Notes: The EPA Administrator is subject to submit a report to the Senate Committee on Environment and Public Works and the House Committee on Energy and Commerce within two years of the grants being awarded under the pilot program.


Authorizes $10B to provide funding for states and water utilities (drinking water and wastewater). These funds are authorized for the use in the treatment of any pollutant that is a perfluoroalkyl or polyfluoroalkyl substance. The funds are split into three separate programs: $5B through the EPA’s Assistance to Small and Disadvantaged Communities Program and State Response to Contaminants program to address emerging contaminants; $4B through the Drinking Water State Revolving Fund for emerging contaminants with a focus on PFAS; and $1B through the Clean Water State Revolving Fund to address emerging contaminants.

Agency of Jurisdiction: EPA – Small, Underserved, and Disadvantaged Communities Grant Program

Eligible Grantees: An eligible entity includes an owner or operator of a public water system that facilitates in connecting the household of the eligible individual to the public water system; or a nonprofit entity that assists eligible individuals with the costs associated with connecting the household of the eligible individual to a public water system. Up to 100% of the funding will be administered as grants.

Timing: Immediately.

Federal Cost-share: N/A

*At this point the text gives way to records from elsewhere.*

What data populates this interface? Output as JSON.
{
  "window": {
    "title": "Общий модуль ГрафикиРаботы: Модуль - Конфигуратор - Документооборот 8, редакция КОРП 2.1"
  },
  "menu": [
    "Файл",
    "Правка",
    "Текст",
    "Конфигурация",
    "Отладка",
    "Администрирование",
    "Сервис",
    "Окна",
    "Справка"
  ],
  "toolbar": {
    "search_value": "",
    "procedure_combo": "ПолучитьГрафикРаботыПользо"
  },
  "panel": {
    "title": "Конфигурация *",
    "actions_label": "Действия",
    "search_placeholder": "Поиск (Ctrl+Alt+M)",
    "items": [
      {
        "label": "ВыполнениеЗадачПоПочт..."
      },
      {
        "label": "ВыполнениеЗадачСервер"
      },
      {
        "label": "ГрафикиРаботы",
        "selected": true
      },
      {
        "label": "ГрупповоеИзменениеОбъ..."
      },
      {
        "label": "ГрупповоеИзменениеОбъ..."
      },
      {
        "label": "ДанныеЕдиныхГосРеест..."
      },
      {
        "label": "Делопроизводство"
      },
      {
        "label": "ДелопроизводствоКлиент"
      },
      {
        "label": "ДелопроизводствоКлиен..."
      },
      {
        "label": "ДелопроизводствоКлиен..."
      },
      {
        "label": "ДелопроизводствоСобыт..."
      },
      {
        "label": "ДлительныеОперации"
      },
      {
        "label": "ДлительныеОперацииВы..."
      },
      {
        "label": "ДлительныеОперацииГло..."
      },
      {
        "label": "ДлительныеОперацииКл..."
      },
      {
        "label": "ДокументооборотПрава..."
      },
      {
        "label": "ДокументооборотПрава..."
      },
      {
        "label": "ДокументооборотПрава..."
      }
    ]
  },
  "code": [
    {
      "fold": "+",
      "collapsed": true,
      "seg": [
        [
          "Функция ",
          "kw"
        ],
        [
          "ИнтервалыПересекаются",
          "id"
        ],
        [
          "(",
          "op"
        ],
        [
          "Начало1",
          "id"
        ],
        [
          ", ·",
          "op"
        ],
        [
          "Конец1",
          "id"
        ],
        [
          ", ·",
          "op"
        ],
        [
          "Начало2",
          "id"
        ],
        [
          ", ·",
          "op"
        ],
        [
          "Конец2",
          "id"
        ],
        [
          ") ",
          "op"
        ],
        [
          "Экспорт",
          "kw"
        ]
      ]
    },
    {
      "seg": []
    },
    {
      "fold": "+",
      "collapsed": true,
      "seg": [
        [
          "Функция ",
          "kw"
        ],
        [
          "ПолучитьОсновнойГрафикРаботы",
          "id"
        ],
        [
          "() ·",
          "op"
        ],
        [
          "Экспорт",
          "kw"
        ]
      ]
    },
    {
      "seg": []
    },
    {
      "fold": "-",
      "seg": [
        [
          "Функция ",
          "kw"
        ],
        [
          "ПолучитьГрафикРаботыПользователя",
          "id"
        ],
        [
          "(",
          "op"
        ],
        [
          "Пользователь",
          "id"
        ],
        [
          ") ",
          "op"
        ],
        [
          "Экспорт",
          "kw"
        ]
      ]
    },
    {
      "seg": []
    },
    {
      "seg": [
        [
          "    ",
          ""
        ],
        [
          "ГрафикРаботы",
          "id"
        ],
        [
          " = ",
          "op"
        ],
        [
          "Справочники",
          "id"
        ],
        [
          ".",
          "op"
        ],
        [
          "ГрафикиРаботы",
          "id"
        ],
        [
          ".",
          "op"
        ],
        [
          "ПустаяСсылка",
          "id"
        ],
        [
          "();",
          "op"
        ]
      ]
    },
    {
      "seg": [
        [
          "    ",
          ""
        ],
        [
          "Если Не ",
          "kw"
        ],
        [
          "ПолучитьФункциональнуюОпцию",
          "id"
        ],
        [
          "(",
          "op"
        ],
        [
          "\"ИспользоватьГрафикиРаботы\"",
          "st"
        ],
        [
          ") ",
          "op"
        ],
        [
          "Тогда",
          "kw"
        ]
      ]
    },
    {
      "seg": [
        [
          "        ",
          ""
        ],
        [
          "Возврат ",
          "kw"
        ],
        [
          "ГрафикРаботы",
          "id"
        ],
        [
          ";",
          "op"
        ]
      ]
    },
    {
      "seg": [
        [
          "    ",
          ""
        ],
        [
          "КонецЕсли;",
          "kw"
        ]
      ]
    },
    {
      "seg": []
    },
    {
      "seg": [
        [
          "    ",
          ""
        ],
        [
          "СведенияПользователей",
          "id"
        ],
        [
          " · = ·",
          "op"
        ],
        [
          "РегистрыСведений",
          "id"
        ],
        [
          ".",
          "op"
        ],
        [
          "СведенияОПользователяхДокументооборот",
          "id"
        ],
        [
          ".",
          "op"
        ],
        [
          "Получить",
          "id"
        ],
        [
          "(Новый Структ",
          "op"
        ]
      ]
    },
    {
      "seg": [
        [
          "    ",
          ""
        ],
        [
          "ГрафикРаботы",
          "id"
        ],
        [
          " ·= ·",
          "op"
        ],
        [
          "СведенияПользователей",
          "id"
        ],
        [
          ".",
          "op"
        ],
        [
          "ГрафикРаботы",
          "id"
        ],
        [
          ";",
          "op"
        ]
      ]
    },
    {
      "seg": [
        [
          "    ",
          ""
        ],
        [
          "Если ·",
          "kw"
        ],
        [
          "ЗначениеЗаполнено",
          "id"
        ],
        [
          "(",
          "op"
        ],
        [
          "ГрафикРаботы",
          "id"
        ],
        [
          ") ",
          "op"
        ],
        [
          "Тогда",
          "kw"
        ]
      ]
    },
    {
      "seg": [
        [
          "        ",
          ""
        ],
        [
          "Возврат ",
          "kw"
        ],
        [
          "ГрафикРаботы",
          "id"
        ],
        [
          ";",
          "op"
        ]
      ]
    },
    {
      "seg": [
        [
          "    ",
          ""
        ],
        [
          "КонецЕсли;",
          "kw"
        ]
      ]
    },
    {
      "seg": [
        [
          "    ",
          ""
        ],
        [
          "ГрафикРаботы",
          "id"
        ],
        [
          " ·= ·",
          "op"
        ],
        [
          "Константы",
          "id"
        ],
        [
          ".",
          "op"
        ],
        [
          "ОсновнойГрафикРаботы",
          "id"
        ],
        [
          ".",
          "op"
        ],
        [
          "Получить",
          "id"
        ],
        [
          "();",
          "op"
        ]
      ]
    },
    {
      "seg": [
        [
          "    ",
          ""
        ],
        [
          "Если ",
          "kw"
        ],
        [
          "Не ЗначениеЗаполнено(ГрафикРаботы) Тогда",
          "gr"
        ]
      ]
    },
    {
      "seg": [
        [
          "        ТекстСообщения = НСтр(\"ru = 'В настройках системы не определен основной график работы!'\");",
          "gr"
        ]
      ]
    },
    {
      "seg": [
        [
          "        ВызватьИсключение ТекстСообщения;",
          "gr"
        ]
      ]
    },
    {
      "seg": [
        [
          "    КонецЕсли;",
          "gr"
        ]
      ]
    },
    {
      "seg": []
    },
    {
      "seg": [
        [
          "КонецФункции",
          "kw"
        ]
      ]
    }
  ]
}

Notes: The EPA Administrator must submit a report to Congress that describes the implementation of the program, including a description of the use, within 3 years of enactment.


Authorizes $3.5B for domestic and community sanitation facilities for Indians, which includes $1.7B is set aside for drought resiliency for the Indian Health Service Sanitation Facilities Construction program. Additional, funds are made available to Tribes and Tribal organizations under the Indian Self-Determination and Education Assistance Act on a one-time basis.

Agency of Jurisdiction: Department of Health and Human Services (HHS) – Indian Health Service – Safe Water and Waste Disposal Facilities

Eligible Grantees: Federal agencies, states, and organizations that collaborate and provide resources to Tribes for community sanitation facilities.

Timing: The HHS Secretary is required to provide Congress a detailed spending plan, as part of the annual budget, no later than 90 days.

Federal Cost-share: N/A


Authorizes $2.5B for settlement funds, to establish the “Indian Water Rights Settlement Completion Fund” under the Treasury Department. The deposited funds are to be utilized by the Secretary of Interior for transfers, authorized Native American water rights claims, to satisfy obligations under an Indian water settlement approved and authorized by an Act of Congress.

Agency of Jurisdiction: Department of Interior (DOI)– Indian Water Rights Settlement

Eligible Grantees: Entities on the federal, state and local level that collaborate with tribes in conducting water resource investigations, implementations, and settlements.

Timing: The Secretary of the Interior is granted discretion to determine the sequence and timing of transfers of funds to complete settlements as expeditiously as practicable.

Federal Cost-share: N/A


Modifies the Internal Revenue Code for a $1.3B tax exemption, which provides an exclusion from gross income for contributions to the capital of a corporation. This excludes from taxable income, any “contribution in aid of construction” (CIAC) or any other contribution as a customer or potential customer, as well as any contribution by any government entity or civic group (other than a contribution made by a shareholder as such) for purposes of water or sewerage improvements.

Agency of Jurisdiction: Internal Revenue Service

Eligible Grantees: An amount is expended for the acquisition or construction of water and sewer construction and accurate records are kept of the amounts contributed and expenditures made.

Timing: This provision applies to contributions made after December 31, 2020, unless the contribution is made by a government entity pursuant to a master development plan that is approved prior to the effective date by a government entity.

Federal Cost-share: N/A